* [Input data]:
--------------------

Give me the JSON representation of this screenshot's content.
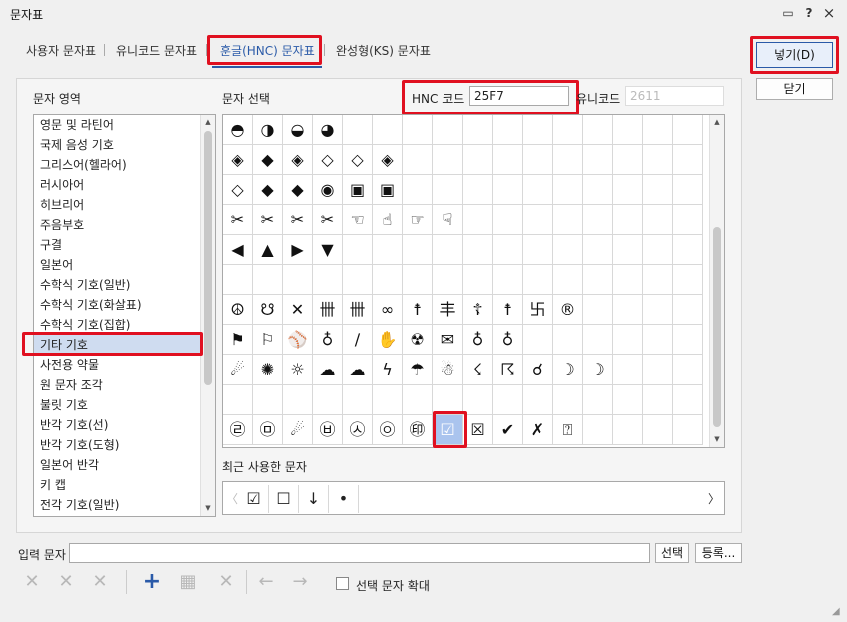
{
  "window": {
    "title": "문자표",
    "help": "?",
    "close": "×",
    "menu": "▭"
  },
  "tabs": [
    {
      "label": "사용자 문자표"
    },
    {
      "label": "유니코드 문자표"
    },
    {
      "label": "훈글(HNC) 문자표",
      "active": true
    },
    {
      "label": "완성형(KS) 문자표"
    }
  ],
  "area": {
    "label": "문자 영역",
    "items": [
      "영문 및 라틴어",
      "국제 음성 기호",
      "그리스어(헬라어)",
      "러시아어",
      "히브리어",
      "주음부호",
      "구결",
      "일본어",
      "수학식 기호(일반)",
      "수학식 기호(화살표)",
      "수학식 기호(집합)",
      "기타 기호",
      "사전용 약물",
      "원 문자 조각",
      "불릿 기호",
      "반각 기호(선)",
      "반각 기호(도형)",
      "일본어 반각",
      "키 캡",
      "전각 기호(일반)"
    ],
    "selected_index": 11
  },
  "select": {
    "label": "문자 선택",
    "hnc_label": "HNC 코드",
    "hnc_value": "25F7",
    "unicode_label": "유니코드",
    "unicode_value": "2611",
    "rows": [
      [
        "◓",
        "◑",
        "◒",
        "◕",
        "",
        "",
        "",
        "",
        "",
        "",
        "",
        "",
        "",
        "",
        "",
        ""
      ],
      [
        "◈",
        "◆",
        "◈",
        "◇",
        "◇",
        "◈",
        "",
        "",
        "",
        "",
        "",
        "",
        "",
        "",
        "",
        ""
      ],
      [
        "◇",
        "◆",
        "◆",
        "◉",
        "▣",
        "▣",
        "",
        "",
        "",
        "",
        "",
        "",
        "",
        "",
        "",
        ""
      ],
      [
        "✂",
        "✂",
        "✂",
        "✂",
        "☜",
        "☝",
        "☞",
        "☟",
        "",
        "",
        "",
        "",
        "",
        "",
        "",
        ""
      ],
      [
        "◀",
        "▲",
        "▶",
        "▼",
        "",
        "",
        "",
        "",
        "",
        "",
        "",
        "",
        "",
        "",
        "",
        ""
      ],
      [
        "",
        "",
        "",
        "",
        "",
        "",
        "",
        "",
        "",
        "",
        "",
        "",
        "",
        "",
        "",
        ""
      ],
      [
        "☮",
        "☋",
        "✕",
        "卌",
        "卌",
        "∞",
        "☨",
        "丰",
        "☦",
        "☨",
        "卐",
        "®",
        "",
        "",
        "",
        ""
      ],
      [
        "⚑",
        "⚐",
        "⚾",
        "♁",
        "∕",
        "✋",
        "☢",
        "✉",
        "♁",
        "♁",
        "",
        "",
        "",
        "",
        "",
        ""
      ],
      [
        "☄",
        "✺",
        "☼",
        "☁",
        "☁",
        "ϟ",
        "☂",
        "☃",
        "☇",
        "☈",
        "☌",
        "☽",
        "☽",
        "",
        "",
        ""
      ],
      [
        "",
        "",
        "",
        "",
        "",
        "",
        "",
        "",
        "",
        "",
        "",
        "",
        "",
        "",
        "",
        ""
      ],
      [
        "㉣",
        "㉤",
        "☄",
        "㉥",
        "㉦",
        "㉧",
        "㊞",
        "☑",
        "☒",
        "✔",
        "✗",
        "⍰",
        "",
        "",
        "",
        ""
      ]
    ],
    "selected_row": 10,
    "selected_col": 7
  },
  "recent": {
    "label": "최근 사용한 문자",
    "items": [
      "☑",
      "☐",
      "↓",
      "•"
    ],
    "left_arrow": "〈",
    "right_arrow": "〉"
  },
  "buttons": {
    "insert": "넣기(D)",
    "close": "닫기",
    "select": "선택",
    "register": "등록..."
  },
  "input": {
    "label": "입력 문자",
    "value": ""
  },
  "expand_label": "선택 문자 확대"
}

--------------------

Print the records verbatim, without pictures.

Give me the JSON representation of this screenshot's content.
{
  "window": {
    "title": "문자표",
    "help": "?",
    "close": "×",
    "menu": "▭"
  },
  "tabs": [
    {
      "label": "사용자 문자표"
    },
    {
      "label": "유니코드 문자표"
    },
    {
      "label": "훈글(HNC) 문자표",
      "active": true
    },
    {
      "label": "완성형(KS) 문자표"
    }
  ],
  "area": {
    "label": "문자 영역",
    "items": [
      "영문 및 라틴어",
      "국제 음성 기호",
      "그리스어(헬라어)",
      "러시아어",
      "히브리어",
      "주음부호",
      "구결",
      "일본어",
      "수학식 기호(일반)",
      "수학식 기호(화살표)",
      "수학식 기호(집합)",
      "기타 기호",
      "사전용 약물",
      "원 문자 조각",
      "불릿 기호",
      "반각 기호(선)",
      "반각 기호(도형)",
      "일본어 반각",
      "키 캡",
      "전각 기호(일반)"
    ],
    "selected_index": 11
  },
  "select": {
    "label": "문자 선택",
    "hnc_label": "HNC 코드",
    "hnc_value": "25F7",
    "unicode_label": "유니코드",
    "unicode_value": "2611",
    "rows": [
      [
        "◓",
        "◑",
        "◒",
        "◕",
        "",
        "",
        "",
        "",
        "",
        "",
        "",
        "",
        "",
        "",
        "",
        ""
      ],
      [
        "◈",
        "◆",
        "◈",
        "◇",
        "◇",
        "◈",
        "",
        "",
        "",
        "",
        "",
        "",
        "",
        "",
        "",
        ""
      ],
      [
        "◇",
        "◆",
        "◆",
        "◉",
        "▣",
        "▣",
        "",
        "",
        "",
        "",
        "",
        "",
        "",
        "",
        "",
        ""
      ],
      [
        "✂",
        "✂",
        "✂",
        "✂",
        "☜",
        "☝",
        "☞",
        "☟",
        "",
        "",
        "",
        "",
        "",
        "",
        "",
        ""
      ],
      [
        "◀",
        "▲",
        "▶",
        "▼",
        "",
        "",
        "",
        "",
        "",
        "",
        "",
        "",
        "",
        "",
        "",
        ""
      ],
      [
        "",
        "",
        "",
        "",
        "",
        "",
        "",
        "",
        "",
        "",
        "",
        "",
        "",
        "",
        "",
        ""
      ],
      [
        "☮",
        "☋",
        "✕",
        "卌",
        "卌",
        "∞",
        "☨",
        "丰",
        "☦",
        "☨",
        "卐",
        "®",
        "",
        "",
        "",
        ""
      ],
      [
        "⚑",
        "⚐",
        "⚾",
        "♁",
        "∕",
        "✋",
        "☢",
        "✉",
        "♁",
        "♁",
        "",
        "",
        "",
        "",
        "",
        ""
      ],
      [
        "☄",
        "✺",
        "☼",
        "☁",
        "☁",
        "ϟ",
        "☂",
        "☃",
        "☇",
        "☈",
        "☌",
        "☽",
        "☽",
        "",
        "",
        ""
      ],
      [
        "",
        "",
        "",
        "",
        "",
        "",
        "",
        "",
        "",
        "",
        "",
        "",
        "",
        "",
        "",
        ""
      ],
      [
        "㉣",
        "㉤",
        "☄",
        "㉥",
        "㉦",
        "㉧",
        "㊞",
        "☑",
        "☒",
        "✔",
        "✗",
        "⍰",
        "",
        "",
        "",
        ""
      ]
    ],
    "selected_row": 10,
    "selected_col": 7
  },
  "recent": {
    "label": "최근 사용한 문자",
    "items": [
      "☑",
      "☐",
      "↓",
      "•"
    ],
    "left_arrow": "〈",
    "right_arrow": "〉"
  },
  "buttons": {
    "insert": "넣기(D)",
    "close": "닫기",
    "select": "선택",
    "register": "등록..."
  },
  "input": {
    "label": "입력 문자",
    "value": ""
  },
  "expand_label": "선택 문자 확대"
}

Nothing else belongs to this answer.